Extracted data entries:
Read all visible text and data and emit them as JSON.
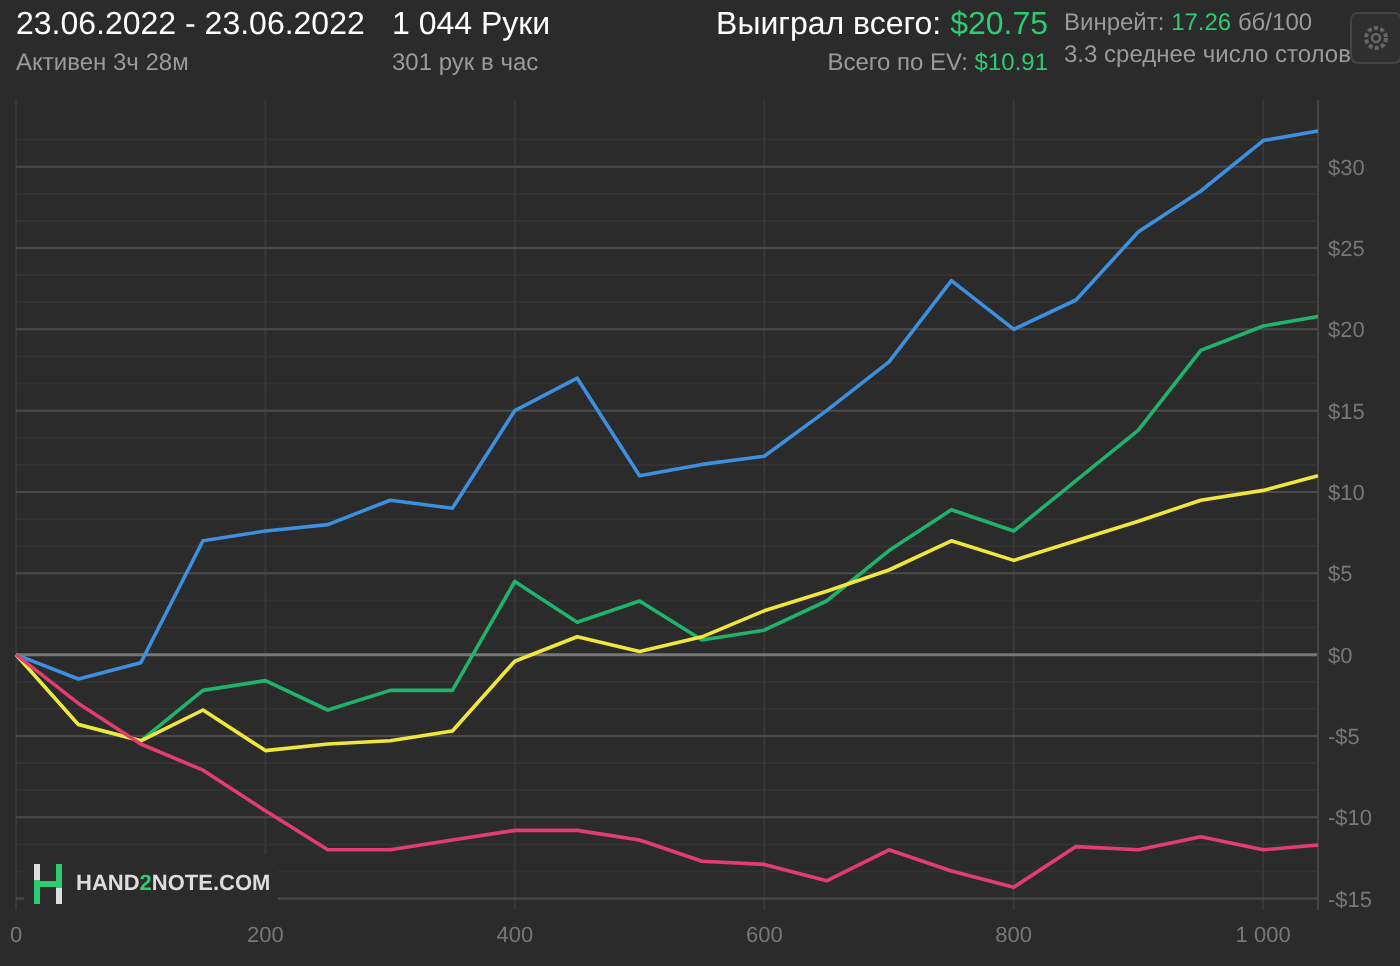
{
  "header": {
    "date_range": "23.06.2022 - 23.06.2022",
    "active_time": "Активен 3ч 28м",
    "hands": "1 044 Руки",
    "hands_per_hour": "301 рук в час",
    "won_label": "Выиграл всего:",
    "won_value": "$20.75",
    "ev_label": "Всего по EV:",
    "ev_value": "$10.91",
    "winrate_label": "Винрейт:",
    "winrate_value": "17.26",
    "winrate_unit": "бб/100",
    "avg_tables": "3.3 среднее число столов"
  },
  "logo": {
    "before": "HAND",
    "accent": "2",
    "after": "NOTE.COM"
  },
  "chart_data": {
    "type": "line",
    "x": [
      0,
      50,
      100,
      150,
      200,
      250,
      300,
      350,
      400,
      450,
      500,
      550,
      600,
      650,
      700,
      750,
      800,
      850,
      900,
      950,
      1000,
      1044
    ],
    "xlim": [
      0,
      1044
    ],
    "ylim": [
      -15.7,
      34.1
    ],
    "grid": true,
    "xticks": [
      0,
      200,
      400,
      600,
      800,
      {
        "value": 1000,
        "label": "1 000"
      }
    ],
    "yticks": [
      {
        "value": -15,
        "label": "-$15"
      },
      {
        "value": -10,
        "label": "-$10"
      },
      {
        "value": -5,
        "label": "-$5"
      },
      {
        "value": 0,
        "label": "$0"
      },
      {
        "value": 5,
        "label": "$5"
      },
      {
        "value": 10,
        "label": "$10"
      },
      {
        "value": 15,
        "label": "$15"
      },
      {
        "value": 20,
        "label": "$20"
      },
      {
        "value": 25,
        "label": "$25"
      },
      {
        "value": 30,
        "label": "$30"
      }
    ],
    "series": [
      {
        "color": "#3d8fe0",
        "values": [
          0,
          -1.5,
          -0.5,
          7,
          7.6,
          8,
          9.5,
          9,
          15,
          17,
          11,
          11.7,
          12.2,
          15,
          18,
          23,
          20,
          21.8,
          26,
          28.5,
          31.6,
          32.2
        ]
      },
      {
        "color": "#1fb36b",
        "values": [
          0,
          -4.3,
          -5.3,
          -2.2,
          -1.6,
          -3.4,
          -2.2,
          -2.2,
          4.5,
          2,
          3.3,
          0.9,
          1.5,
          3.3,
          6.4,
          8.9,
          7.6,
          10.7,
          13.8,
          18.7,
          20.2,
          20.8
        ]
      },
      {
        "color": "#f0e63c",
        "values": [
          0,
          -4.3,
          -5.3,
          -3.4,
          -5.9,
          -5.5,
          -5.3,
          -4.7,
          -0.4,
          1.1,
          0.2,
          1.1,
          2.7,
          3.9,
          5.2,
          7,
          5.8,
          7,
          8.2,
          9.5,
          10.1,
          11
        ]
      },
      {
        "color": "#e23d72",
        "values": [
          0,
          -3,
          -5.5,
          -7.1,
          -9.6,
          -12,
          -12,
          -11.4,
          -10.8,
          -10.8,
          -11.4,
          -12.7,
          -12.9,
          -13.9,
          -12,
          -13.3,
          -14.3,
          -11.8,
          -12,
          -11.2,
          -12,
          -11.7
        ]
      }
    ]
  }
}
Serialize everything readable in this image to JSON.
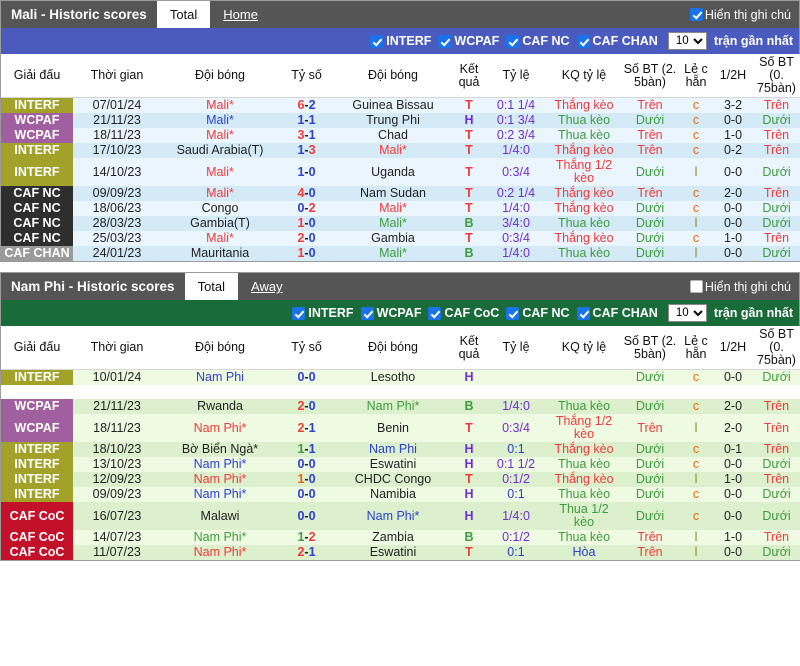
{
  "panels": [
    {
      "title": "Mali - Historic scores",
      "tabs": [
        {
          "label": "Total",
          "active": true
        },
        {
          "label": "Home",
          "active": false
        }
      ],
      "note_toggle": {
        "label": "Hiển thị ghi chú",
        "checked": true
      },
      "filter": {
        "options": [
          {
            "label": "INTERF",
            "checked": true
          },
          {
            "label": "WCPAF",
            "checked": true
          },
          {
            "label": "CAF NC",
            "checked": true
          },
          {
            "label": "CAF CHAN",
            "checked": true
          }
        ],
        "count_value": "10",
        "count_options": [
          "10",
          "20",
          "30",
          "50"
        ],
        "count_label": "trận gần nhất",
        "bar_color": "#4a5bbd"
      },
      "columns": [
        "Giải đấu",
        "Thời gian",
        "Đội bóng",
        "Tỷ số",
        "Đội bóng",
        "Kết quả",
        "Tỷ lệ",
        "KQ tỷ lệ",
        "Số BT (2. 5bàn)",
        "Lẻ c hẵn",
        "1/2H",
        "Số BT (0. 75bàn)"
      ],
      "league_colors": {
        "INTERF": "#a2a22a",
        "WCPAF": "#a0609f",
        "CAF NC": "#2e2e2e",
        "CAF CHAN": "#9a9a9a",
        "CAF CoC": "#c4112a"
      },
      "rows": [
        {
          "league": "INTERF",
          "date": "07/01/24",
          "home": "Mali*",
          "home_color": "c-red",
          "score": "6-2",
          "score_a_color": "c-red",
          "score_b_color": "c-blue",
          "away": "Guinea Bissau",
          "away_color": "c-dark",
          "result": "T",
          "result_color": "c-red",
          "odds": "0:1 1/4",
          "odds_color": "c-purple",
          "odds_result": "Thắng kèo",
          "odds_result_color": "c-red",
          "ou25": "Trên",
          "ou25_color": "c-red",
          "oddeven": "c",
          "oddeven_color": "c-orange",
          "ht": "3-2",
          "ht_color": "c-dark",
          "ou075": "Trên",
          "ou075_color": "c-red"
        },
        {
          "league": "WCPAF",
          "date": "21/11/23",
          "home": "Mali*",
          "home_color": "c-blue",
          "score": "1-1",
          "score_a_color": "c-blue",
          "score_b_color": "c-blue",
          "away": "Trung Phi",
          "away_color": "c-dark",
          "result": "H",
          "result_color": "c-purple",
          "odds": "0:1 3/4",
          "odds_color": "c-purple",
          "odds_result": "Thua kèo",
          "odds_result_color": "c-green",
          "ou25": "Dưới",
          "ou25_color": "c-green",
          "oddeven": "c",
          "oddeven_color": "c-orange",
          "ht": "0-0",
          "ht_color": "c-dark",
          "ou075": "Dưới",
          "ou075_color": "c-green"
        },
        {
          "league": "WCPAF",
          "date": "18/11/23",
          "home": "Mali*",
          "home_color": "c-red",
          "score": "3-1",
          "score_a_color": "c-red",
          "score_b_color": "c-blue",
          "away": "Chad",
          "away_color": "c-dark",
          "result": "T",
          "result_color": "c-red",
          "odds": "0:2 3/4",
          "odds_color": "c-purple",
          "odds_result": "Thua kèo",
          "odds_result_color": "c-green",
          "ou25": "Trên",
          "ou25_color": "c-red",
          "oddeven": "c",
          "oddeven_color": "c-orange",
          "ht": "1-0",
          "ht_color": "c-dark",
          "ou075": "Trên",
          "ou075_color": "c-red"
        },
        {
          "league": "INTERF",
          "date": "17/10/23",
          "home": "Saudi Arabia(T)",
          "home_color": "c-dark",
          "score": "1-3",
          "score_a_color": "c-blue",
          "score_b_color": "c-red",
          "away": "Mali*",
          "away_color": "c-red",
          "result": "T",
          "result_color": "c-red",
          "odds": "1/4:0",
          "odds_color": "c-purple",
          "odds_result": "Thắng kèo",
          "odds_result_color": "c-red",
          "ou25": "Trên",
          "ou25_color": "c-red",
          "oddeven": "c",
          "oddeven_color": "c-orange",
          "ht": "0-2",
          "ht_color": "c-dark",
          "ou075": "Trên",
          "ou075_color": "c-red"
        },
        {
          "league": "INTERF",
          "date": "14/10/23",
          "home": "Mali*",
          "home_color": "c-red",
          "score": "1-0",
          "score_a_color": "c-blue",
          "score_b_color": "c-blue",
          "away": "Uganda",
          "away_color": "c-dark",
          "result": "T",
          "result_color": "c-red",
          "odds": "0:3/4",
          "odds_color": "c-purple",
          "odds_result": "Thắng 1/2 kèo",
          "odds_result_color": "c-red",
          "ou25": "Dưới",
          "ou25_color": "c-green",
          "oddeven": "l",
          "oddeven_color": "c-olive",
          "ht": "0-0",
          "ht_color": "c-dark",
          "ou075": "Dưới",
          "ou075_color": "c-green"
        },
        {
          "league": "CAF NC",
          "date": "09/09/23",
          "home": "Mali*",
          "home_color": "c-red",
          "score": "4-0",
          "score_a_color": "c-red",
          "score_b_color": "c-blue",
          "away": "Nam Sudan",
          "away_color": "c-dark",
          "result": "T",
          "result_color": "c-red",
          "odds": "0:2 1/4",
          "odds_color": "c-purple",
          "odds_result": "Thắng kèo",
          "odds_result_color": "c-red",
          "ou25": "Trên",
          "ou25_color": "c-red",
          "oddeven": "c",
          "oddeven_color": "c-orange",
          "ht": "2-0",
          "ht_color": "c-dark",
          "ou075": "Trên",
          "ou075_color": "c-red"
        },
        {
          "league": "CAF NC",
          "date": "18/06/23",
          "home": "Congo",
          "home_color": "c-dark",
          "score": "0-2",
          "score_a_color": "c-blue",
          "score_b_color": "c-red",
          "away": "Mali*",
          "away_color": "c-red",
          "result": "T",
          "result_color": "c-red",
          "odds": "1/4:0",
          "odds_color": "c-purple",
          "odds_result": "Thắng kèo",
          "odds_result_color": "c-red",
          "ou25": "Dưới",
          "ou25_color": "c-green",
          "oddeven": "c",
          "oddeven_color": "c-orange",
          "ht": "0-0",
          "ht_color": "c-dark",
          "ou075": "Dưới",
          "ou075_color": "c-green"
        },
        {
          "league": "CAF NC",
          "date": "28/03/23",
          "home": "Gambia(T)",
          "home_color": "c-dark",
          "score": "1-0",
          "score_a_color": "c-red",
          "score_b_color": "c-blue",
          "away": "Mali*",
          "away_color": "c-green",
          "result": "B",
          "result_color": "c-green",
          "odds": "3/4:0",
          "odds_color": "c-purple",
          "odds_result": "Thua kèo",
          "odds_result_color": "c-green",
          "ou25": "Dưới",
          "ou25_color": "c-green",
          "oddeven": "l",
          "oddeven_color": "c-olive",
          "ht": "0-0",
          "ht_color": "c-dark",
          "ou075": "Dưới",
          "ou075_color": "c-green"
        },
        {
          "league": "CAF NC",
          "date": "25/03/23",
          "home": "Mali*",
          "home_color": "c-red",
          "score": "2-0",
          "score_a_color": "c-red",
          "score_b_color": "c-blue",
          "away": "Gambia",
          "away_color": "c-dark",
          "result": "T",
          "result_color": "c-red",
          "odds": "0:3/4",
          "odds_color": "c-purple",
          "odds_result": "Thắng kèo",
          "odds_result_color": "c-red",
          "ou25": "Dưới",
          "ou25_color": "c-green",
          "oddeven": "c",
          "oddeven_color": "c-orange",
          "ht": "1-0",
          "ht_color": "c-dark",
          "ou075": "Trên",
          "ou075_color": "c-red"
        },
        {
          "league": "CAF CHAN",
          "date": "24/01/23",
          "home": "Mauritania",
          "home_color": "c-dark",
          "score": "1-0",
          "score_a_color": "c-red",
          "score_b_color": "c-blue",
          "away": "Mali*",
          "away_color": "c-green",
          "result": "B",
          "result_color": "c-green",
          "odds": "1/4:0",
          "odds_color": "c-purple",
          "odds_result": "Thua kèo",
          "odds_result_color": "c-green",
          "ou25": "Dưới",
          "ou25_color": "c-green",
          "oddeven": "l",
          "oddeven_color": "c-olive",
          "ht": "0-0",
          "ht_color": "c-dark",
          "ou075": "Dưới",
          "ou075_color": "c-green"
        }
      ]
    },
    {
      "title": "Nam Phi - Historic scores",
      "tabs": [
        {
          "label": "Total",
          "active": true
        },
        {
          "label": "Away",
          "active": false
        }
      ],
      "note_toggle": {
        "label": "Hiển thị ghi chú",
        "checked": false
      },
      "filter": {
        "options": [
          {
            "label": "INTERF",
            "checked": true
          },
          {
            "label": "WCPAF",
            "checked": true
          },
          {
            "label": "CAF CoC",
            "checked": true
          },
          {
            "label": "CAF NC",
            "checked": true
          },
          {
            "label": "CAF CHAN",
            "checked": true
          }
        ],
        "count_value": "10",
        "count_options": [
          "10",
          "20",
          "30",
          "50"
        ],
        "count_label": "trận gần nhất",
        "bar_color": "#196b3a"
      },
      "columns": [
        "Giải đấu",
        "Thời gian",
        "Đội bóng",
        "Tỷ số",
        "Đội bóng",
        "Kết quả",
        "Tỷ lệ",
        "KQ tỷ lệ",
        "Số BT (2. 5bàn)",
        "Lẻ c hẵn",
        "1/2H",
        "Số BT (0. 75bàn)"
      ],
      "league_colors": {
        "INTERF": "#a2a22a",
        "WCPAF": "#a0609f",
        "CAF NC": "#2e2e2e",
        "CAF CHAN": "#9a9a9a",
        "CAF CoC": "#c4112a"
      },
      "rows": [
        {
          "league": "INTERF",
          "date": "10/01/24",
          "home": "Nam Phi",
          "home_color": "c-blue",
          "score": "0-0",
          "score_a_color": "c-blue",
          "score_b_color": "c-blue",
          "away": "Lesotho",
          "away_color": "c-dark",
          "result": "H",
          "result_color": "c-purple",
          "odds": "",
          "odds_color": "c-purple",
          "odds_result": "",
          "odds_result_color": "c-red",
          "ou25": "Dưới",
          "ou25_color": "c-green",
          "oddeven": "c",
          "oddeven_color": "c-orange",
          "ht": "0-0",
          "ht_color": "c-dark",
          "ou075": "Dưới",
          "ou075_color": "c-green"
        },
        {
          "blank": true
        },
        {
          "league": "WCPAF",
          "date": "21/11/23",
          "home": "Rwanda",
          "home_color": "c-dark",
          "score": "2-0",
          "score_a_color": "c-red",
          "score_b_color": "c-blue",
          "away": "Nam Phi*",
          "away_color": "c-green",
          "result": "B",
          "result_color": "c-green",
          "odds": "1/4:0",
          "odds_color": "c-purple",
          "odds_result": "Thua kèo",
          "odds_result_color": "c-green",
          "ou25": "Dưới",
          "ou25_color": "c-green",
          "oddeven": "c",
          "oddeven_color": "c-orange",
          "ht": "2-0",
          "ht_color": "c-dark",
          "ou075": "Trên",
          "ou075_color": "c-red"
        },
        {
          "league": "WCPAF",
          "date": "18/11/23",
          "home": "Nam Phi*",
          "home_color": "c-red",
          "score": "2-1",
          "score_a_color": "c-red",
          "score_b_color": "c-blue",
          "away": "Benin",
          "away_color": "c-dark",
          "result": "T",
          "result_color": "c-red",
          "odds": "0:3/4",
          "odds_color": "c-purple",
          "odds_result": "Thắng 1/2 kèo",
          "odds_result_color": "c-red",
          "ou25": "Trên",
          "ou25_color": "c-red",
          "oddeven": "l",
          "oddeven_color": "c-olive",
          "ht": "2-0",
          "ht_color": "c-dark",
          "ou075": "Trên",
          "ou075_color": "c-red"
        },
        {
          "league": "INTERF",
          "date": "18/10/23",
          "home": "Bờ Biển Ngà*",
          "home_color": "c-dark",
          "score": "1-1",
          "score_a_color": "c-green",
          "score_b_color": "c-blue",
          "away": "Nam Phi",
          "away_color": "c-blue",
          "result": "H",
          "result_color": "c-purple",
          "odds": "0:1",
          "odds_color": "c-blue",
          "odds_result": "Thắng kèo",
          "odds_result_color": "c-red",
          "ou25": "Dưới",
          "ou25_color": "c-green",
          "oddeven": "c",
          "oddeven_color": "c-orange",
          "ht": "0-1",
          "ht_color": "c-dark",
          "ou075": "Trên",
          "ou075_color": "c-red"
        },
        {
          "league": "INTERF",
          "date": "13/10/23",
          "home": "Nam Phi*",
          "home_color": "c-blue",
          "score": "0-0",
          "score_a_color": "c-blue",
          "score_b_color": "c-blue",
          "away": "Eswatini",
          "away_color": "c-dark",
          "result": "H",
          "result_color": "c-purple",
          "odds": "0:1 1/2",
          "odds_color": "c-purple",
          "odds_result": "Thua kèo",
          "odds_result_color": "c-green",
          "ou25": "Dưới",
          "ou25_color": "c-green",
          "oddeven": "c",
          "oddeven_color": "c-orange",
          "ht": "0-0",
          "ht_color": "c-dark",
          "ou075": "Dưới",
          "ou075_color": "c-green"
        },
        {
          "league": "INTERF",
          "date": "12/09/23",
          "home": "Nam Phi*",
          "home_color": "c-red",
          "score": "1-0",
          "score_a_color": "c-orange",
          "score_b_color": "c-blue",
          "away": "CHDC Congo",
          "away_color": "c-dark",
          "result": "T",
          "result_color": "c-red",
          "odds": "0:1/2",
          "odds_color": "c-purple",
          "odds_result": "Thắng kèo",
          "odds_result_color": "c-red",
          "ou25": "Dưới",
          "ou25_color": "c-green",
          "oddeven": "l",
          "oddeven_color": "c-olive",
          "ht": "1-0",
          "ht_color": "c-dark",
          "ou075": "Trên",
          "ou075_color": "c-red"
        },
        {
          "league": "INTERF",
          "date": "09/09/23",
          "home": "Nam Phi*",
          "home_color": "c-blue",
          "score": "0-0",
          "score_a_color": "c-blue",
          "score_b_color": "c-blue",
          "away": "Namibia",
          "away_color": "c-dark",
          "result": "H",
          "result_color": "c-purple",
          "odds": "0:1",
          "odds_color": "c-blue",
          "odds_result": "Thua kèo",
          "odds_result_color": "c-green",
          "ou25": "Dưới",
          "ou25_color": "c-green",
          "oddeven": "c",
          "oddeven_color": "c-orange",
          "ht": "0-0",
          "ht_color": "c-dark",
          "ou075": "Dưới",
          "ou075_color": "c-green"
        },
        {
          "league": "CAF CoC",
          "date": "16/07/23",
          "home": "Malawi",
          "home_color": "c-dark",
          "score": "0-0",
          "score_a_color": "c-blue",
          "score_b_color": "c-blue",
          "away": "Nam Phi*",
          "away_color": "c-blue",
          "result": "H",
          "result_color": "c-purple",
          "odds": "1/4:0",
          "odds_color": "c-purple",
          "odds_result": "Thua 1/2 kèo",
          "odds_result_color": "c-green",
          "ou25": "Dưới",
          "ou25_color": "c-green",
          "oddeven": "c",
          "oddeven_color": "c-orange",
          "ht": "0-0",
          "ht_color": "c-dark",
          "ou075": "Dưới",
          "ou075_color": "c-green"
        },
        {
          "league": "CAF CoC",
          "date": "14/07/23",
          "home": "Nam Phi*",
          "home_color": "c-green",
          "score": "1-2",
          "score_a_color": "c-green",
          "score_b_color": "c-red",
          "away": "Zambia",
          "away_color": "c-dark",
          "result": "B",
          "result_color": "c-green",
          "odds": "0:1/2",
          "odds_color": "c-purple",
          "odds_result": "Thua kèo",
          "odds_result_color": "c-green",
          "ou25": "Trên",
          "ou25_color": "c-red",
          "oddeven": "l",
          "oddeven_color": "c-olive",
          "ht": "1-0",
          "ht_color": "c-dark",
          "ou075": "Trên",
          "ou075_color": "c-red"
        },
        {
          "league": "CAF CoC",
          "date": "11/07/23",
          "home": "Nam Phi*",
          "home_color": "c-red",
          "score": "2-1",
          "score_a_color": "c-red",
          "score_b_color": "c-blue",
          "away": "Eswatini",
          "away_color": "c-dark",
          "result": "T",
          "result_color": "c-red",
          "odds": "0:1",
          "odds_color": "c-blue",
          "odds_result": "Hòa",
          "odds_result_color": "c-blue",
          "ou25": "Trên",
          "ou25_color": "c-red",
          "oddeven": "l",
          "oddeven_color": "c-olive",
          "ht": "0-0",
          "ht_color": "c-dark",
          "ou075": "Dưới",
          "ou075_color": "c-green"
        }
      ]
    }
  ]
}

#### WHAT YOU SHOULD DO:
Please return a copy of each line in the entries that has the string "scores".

#### FINISHED EXERCISE:
      "title": "Mali - Historic scores",
      "title": "Nam Phi - Historic scores",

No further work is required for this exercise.